---------- Given records
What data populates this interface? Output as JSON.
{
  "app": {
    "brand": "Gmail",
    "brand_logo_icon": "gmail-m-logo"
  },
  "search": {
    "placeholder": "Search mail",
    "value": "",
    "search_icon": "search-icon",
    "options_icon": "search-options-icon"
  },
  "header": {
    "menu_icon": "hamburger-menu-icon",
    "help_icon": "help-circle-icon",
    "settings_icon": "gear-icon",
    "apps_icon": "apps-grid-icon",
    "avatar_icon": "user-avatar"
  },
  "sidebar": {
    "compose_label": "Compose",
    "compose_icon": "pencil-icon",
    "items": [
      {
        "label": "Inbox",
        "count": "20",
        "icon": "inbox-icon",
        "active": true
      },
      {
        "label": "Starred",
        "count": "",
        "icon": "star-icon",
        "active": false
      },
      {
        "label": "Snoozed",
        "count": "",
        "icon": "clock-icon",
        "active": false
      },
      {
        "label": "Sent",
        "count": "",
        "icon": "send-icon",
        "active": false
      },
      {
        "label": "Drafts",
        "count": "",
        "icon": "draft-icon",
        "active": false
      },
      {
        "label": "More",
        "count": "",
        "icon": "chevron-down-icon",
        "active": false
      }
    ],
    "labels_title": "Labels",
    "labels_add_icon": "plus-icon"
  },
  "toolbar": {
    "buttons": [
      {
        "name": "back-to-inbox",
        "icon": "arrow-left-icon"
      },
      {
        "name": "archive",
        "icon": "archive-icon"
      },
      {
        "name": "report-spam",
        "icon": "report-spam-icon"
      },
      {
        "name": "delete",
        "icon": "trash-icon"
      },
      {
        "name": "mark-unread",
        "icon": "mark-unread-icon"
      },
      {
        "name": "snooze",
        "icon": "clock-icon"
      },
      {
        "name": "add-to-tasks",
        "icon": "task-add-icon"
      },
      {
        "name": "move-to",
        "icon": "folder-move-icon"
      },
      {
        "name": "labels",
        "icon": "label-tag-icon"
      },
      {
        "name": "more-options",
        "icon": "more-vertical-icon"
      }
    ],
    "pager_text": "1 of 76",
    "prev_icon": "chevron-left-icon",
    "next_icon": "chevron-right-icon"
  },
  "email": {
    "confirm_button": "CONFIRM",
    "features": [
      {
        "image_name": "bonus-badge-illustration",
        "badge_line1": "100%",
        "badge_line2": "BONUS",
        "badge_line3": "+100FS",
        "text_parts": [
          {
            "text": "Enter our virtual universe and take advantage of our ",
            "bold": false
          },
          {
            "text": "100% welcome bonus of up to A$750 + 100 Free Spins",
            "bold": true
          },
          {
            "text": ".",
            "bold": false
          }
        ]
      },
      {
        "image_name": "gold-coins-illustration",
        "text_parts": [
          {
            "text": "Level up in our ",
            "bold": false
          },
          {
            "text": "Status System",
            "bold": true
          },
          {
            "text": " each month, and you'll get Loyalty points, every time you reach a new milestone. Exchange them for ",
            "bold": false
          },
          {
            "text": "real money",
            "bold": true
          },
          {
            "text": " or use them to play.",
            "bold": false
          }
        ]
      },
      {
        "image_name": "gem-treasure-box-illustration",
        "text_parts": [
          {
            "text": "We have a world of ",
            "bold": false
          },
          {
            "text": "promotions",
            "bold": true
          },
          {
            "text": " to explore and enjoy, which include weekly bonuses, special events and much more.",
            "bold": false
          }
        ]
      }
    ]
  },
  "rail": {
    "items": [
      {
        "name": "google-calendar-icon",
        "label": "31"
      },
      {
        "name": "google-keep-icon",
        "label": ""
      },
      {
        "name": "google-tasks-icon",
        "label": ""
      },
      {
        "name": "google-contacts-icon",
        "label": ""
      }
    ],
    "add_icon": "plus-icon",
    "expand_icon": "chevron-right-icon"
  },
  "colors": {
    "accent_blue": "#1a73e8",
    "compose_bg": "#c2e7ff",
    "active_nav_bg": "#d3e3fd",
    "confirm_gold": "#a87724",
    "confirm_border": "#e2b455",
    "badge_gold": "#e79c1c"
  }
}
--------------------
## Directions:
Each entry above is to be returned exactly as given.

## Response to this exercise:
What data populates this interface? Output as JSON.
{
  "app": {
    "brand": "Gmail",
    "brand_logo_icon": "gmail-m-logo"
  },
  "search": {
    "placeholder": "Search mail",
    "value": "",
    "search_icon": "search-icon",
    "options_icon": "search-options-icon"
  },
  "header": {
    "menu_icon": "hamburger-menu-icon",
    "help_icon": "help-circle-icon",
    "settings_icon": "gear-icon",
    "apps_icon": "apps-grid-icon",
    "avatar_icon": "user-avatar"
  },
  "sidebar": {
    "compose_label": "Compose",
    "compose_icon": "pencil-icon",
    "items": [
      {
        "label": "Inbox",
        "count": "20",
        "icon": "inbox-icon",
        "active": true
      },
      {
        "label": "Starred",
        "count": "",
        "icon": "star-icon",
        "active": false
      },
      {
        "label": "Snoozed",
        "count": "",
        "icon": "clock-icon",
        "active": false
      },
      {
        "label": "Sent",
        "count": "",
        "icon": "send-icon",
        "active": false
      },
      {
        "label": "Drafts",
        "count": "",
        "icon": "draft-icon",
        "active": false
      },
      {
        "label": "More",
        "count": "",
        "icon": "chevron-down-icon",
        "active": false
      }
    ],
    "labels_title": "Labels",
    "labels_add_icon": "plus-icon"
  },
  "toolbar": {
    "buttons": [
      {
        "name": "back-to-inbox",
        "icon": "arrow-left-icon"
      },
      {
        "name": "archive",
        "icon": "archive-icon"
      },
      {
        "name": "report-spam",
        "icon": "report-spam-icon"
      },
      {
        "name": "delete",
        "icon": "trash-icon"
      },
      {
        "name": "mark-unread",
        "icon": "mark-unread-icon"
      },
      {
        "name": "snooze",
        "icon": "clock-icon"
      },
      {
        "name": "add-to-tasks",
        "icon": "task-add-icon"
      },
      {
        "name": "move-to",
        "icon": "folder-move-icon"
      },
      {
        "name": "labels",
        "icon": "label-tag-icon"
      },
      {
        "name": "more-options",
        "icon": "more-vertical-icon"
      }
    ],
    "pager_text": "1 of 76",
    "prev_icon": "chevron-left-icon",
    "next_icon": "chevron-right-icon"
  },
  "email": {
    "confirm_button": "CONFIRM",
    "features": [
      {
        "image_name": "bonus-badge-illustration",
        "badge_line1": "100%",
        "badge_line2": "BONUS",
        "badge_line3": "+100FS",
        "text_parts": [
          {
            "text": "Enter our virtual universe and take advantage of our ",
            "bold": false
          },
          {
            "text": "100% welcome bonus of up to A$750 + 100 Free Spins",
            "bold": true
          },
          {
            "text": ".",
            "bold": false
          }
        ]
      },
      {
        "image_name": "gold-coins-illustration",
        "text_parts": [
          {
            "text": "Level up in our ",
            "bold": false
          },
          {
            "text": "Status System",
            "bold": true
          },
          {
            "text": " each month, and you'll get Loyalty points, every time you reach a new milestone. Exchange them for ",
            "bold": false
          },
          {
            "text": "real money",
            "bold": true
          },
          {
            "text": " or use them to play.",
            "bold": false
          }
        ]
      },
      {
        "image_name": "gem-treasure-box-illustration",
        "text_parts": [
          {
            "text": "We have a world of ",
            "bold": false
          },
          {
            "text": "promotions",
            "bold": true
          },
          {
            "text": " to explore and enjoy, which include weekly bonuses, special events and much more.",
            "bold": false
          }
        ]
      }
    ]
  },
  "rail": {
    "items": [
      {
        "name": "google-calendar-icon",
        "label": "31"
      },
      {
        "name": "google-keep-icon",
        "label": ""
      },
      {
        "name": "google-tasks-icon",
        "label": ""
      },
      {
        "name": "google-contacts-icon",
        "label": ""
      }
    ],
    "add_icon": "plus-icon",
    "expand_icon": "chevron-right-icon"
  },
  "colors": {
    "accent_blue": "#1a73e8",
    "compose_bg": "#c2e7ff",
    "active_nav_bg": "#d3e3fd",
    "confirm_gold": "#a87724",
    "confirm_border": "#e2b455",
    "badge_gold": "#e79c1c"
  }
}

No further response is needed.